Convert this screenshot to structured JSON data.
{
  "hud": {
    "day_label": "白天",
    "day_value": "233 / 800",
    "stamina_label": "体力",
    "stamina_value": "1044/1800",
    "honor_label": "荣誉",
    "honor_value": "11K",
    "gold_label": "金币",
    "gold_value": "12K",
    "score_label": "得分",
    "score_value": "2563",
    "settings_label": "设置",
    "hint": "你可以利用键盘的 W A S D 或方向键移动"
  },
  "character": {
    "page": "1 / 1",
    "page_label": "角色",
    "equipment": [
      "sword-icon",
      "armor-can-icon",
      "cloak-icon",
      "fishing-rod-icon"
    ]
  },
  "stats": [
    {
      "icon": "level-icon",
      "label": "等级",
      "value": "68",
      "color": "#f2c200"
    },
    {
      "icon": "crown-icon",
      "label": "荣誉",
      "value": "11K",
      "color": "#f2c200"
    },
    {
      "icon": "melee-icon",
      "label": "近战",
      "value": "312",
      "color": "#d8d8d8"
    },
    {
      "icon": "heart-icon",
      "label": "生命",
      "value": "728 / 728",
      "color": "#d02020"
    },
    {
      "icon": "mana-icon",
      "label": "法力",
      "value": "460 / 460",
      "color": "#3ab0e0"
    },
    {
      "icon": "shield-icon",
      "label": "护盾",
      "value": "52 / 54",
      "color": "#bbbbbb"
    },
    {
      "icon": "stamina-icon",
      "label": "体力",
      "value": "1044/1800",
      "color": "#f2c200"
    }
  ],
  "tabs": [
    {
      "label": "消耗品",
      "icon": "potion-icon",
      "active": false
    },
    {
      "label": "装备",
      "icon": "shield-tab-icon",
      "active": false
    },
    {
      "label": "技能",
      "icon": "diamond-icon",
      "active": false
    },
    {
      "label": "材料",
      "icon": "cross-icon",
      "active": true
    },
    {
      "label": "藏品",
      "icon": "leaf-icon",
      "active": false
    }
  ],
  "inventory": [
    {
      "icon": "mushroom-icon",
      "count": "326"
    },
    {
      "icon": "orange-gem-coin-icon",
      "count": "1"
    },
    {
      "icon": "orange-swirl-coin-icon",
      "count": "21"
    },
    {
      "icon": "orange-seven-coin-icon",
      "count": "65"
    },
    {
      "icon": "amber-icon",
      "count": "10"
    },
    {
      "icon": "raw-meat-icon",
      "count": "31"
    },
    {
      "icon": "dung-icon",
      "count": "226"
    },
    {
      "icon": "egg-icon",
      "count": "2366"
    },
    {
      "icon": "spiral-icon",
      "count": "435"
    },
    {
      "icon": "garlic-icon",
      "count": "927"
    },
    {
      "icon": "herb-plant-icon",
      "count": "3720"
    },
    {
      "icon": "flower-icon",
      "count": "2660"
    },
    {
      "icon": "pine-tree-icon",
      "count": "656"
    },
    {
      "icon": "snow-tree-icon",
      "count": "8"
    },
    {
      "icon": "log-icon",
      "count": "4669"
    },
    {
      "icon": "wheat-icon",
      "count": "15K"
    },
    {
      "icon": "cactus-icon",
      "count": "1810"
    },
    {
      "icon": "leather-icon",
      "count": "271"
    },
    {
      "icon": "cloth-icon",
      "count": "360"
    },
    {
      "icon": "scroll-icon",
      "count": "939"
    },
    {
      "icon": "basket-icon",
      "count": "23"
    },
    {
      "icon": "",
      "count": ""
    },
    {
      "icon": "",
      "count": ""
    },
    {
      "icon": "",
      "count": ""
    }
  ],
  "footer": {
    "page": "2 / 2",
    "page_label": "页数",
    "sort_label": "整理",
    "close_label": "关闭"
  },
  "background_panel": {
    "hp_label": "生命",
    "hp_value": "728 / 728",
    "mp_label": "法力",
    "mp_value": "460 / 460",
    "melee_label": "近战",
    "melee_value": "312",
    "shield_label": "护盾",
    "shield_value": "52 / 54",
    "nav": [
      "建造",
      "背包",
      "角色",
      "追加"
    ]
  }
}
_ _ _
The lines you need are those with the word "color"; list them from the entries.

      "color": "#f2c200"
      "color": "#f2c200"
      "color": "#d8d8d8"
      "color": "#d02020"
      "color": "#3ab0e0"
      "color": "#bbbbbb"
      "color": "#f2c200"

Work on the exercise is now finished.